During childhood, but specifically after being sent away to school at seven and a half years of age, I acquired several useful skills not the least of which was Slinking.
As a child, slinking was not something one did consciously. Neither was it something one went out of the way to learn. It just happened in the same way that noses ran and blood flowed. As a schoolboy, miles from home, I quickly learned that Slinking was essential to survival.
Slinkers follow a code of practice: Never look anyone in the eye. Never speak until shouted at first. Never, ever attempt to make light of “the situation.” Never fail to take the blame. Never squeal, answer back, blub or smile in the face of adversity. On entering a room, slide in side-ways, head bowed, clutching schoolbooks tightly to the chest (as if for dear life). Inveigle yourself into the nearest seat as quickly, quietly and unobtrusively as possible.
The dress code of a Slinker is easily recognisable: Shoes scuffed. School blazer sporting at least one ripped sleeve. Shirt, once crisp and white is stained with blood and ink and the back cut out with scissors. School cap with the gold braid and the lining ripped the first time it was worn. At least one trouser pocket half torn off, no back pockets and the belt loops cut in half.
A Slinker’s homework is distinctive in that the paper is invariably stained, torn and wrinkled after having been rescued from a toilet bowl and hastily dried. Best of all, thighs are sore and bloody from trouser pockets being stealthily filled with drawing pins then smacked hard with a heavy book. Just for a laugh you understand.
Slinking involves no initiation ceremony and there is no training course or manual. Slinkers never speak above a mumble and never undertake any enterprise which might draw attention. Slinkers are present, but strive for invisibility and as such, Slinking is a solitary skill.
To be a successful Slinker, all that’s required is a broken spirit, a lonely heart and an overwhelming need to be absorbed into the walls or the floor when confronted by one or more of them. You know, them. The boys who ritually heaped humiliation and contempt upon my bony shoulders.

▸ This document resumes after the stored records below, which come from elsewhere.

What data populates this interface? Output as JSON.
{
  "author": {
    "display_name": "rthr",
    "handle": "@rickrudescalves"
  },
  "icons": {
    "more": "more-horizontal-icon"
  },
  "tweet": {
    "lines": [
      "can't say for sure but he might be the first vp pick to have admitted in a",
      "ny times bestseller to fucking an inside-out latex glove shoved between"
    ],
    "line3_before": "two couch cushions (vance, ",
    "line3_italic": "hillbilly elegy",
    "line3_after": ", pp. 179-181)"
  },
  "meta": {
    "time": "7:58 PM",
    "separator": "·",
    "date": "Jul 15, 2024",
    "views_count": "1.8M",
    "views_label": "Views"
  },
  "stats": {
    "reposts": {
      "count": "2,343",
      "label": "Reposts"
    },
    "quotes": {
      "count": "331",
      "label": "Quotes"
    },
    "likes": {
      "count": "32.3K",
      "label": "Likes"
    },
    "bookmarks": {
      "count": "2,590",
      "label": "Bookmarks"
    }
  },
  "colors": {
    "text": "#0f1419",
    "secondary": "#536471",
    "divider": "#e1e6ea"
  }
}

Boys who were faster, cleverer and better able to deliver a punch than I was.
In the context of 1970’s machismo, my parents and guardians considered Slinking to be an essential qualification in the transition from snivelling little shit to amenable public schoolboy.
Such is life.
© Rivenrod 2020
Picture: Deaths Head Moth by Myles Josh